Q: I especially enjoy your “Black Paintings” series. You mention being influenced by the story of how Miles Davis developed cool jazz, making this work uniquely American all around. How did you use jazz history in this series?
A: In 2007 I finished the Domestic Threats series and was blocked, certain that a strong body of work was behind me. But what would come next?
The idea for the Black Paintings began when I attended a jazz history course at Lincoln Center and learned how Miles Davis developed cool jazz from bebop. In bebop the notes were played hard and fast as musicians showcased their musical virtuosity. Cool jazz was a much more relaxed style with fewer notes being played. In other words, the music was pared down to its essentials. Similarly, the Black Paintings evolved from dense, intricate compositions into paintings that depicted only the essential elements. As the series evolved, what was left out became more important, resulting in more demands being placed on the viewer.

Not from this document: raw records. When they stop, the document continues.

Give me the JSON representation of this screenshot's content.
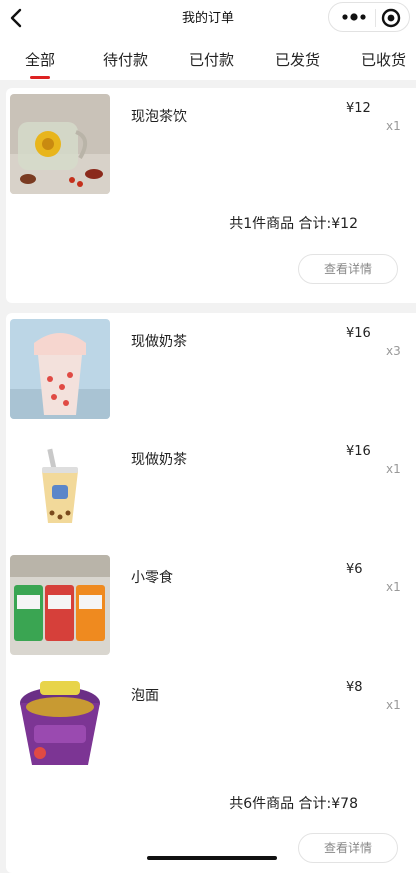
{
  "nav": {
    "title": "我的订单"
  },
  "tabs": [
    {
      "label": "全部"
    },
    {
      "label": "待付款"
    },
    {
      "label": "已付款"
    },
    {
      "label": "已发货"
    },
    {
      "label": "已收货"
    }
  ],
  "orders": [
    {
      "items": [
        {
          "name": "现泡茶饮",
          "price": "¥12",
          "qty": "x1",
          "image": "tea-photo"
        }
      ],
      "summary": "共1件商品 合计:¥12",
      "button_label": "查看详情"
    },
    {
      "items": [
        {
          "name": "现做奶茶",
          "price": "¥16",
          "qty": "x3",
          "image": "milk-tea-photo"
        },
        {
          "name": "现做奶茶",
          "price": "¥16",
          "qty": "x1",
          "image": "bubble-tea-photo"
        },
        {
          "name": "小零食",
          "price": "¥6",
          "qty": "x1",
          "image": "snack-photo"
        },
        {
          "name": "泡面",
          "price": "¥8",
          "qty": "x1",
          "image": "noodle-photo"
        }
      ],
      "summary": "共6件商品 合计:¥78",
      "button_label": "查看详情"
    }
  ]
}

Eventually, after much reflection, I had an epiphany and my painful creative block ended. “Between,” with drastically simplified imagery, was the first in a new series called Black Paintings. I like to think this series includes work that is richer and more profound than the previous Domestic Threats.
Comments are welcome!
A: It was the approximately six months in 2007 when I finished the “Domestic Threats” series and was blocked, certain that a strong body of work was behind me, yet not knowing what in the world to do next! For a professional artist who had been working non-stop for 21 years, this was a profoundly painful, confusing, and disorienting time. I remember continuing to force myself to go to the studio and for lack of anything much to do there, spending long hours reading and thinking about art.
Eventually after all of this reflection, I had an epiphany. “Between,” with drastically simplified imagery, was the first in a new series called, “Black Paintings.” I like to think this series includes work that is considerably richer and more profound than the previous “Domestic Threats.”
Comments are welcome!